Fall brings woodwinds out of the woodwork
By Brett Campbell
For music lovers, the best part of the whole back-to-school thing is that the UO’s music machine cranks up again, meaning Beall Hall and other venues once again become the state’s hot spots for classical, jazz and world music.
Friday, Oct. 14, UO alum Richard Smith, a much-admired jazz guitarist and USC professor, returns to Beall with Francesco Buzzurro in a dueling-guitar program of jazz, pop arrangements (by The Who, Stevie Wonder and others) and more. Their last show here sold out, so advance tickets are a good idea.
On Wednesday, Oct. 19, Beall welcomes the Oasis Saxophone Quartet, and if the name brings up associations with jazz, a more accurate reference might be the Kronos Quartet — but for saxes.
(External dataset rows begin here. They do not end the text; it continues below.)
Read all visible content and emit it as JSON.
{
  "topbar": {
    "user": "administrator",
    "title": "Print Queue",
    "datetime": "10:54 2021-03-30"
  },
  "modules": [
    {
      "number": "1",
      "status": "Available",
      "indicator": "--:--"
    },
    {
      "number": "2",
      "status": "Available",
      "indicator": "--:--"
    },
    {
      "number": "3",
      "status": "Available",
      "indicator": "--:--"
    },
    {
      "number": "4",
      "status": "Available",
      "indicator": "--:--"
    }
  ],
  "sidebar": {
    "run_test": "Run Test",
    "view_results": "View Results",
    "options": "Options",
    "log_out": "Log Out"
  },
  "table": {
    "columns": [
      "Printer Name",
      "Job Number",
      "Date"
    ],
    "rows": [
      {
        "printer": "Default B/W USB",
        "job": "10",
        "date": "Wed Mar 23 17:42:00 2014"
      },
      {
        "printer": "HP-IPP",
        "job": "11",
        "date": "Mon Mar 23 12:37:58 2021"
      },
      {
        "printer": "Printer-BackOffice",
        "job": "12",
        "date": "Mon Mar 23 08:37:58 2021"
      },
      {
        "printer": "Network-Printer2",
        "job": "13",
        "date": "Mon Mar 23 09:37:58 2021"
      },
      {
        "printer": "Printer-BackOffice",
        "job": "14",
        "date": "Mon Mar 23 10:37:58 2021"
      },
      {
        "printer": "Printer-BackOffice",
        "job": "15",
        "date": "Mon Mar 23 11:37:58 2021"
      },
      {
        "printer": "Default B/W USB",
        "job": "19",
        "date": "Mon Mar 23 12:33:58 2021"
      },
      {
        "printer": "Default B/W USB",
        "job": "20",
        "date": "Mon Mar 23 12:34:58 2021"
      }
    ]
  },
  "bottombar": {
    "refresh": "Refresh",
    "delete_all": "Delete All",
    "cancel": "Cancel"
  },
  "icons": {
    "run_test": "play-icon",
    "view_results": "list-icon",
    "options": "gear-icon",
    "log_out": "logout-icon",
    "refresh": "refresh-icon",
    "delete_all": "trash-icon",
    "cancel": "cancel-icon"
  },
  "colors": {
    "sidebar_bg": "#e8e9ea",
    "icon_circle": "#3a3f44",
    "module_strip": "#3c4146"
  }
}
The ensemble also plays 20th and 21st century “classical” tunes as well, such as music by Ravel, the great American microtonalist Ben Johnston, David Maslanka and others. Because the members have diverse interests, including jazz and ethnomusicology, their show should range widely. All of the Oasis Saxophone Quartet’s music is played with a pinpoint precision more associated with string quartets.
More breath-powered music emanates from the UO Music School’s room 178 at 1 pm Thursday, Oct. 20, when one of the world’s greatest flutists, Molly Barth, performs music by one of today’s most eclectic and compelling composers, Eve Beglarian. This free performance also features Beglarian’s new piece for horn and electronics, written for and performed by UO horn professor Lydia Van Dreel, and a talk about her music by the composer, who’s visiting from New York.
|Berlin Philharmonic Wind Quintet|
At 3 pm Sunday, Oct. 23, the Berlin Philharmonic Wind Quintet, boasting soloists from perhaps the finest orchestra on the planet, will play the wonderful Six Bagatelles by one of the 20th century’s greatest composers, Gyorgy Ligeti, American composer Samuel Barber’s lovely pastoral Summer Music, plus music by Mozart, Nielsen and more.
Sunday, Oct. 16, Sam Bond’s Garage hosts the Los Angeles-based duo Wahid, which plays ancient Middle Eastern instruments (the lute called the “oud” and a tuned-frame drum) plus electronic enhancements in original compositions and improvisations. It sounds like a stark combo, but the world-fusion music duo manages to craft a much richer than expected sound, often using complex rhythms from North Africa, Turkey and Eastern Europe. The excellent triple bill also includes veteran Eugene musician Josh Humphrey’s Crandall Trio, which features saxophone, tabla and bass, plus a short set by Eugene’s own Turkish music ensemble, Ala Nar.
Classical fans will have heard of another East European composer, Franz Liszt, and you’ll be hearing a lot more about the virtuoso piano genius this year because he was born 200 years to the night — Oct. 22 — before the excellent UO pianist Dean Kramer performs a recital of Liszt’s music at Beall Hall.
Liszt’s countryman Joseph Haydn lived most of his life in what was then Austria-Hungary, but achieved some of his greatest triumphs in London, where he was commissioned to compose and lead his last dozen symphonies. His very last, Symphony #104, is one of music’s truly eloquent closing statements, with a final movement that can be one of the most thrilling rides in all of classical music. Guest conductor Andrew Sewell will lead the Eugene Symphony’s Oct. 20 performance of Symphony #104 and music by Felix Mendelssohn, Benjamin Britten and Edward Elgar at the Hult Center.